→ EXERCISE DESCRIPTION
Scan the entries for the word "kind" and return every line that has it.

RECORDS PROVIDED START

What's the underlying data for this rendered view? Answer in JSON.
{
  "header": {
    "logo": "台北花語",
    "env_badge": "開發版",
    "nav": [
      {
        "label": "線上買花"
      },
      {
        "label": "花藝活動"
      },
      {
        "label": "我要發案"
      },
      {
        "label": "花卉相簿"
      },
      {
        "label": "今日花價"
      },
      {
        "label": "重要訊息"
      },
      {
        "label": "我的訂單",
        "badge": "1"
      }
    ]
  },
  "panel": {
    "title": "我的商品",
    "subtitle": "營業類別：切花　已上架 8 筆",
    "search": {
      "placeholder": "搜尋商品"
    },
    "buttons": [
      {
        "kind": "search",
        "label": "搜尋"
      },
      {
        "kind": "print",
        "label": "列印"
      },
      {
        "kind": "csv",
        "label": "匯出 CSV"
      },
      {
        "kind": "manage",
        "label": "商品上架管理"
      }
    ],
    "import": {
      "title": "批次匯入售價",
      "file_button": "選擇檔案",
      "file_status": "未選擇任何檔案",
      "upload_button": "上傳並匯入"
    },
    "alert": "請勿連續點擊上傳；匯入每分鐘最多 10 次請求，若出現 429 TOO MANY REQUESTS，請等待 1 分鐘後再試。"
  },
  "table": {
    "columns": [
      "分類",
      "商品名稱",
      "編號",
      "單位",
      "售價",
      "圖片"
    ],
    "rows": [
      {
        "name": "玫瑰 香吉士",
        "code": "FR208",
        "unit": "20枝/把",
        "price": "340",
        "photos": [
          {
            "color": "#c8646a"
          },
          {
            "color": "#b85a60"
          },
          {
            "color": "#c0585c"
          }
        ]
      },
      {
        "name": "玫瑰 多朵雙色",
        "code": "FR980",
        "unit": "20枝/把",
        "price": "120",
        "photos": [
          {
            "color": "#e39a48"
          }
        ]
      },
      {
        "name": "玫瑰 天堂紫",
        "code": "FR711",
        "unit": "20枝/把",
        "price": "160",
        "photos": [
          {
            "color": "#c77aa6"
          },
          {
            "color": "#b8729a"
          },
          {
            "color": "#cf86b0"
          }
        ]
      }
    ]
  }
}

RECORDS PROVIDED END

→ SOLUTION
        "kind": "search",
        "kind": "print",
        "kind": "csv",
        "kind": "manage",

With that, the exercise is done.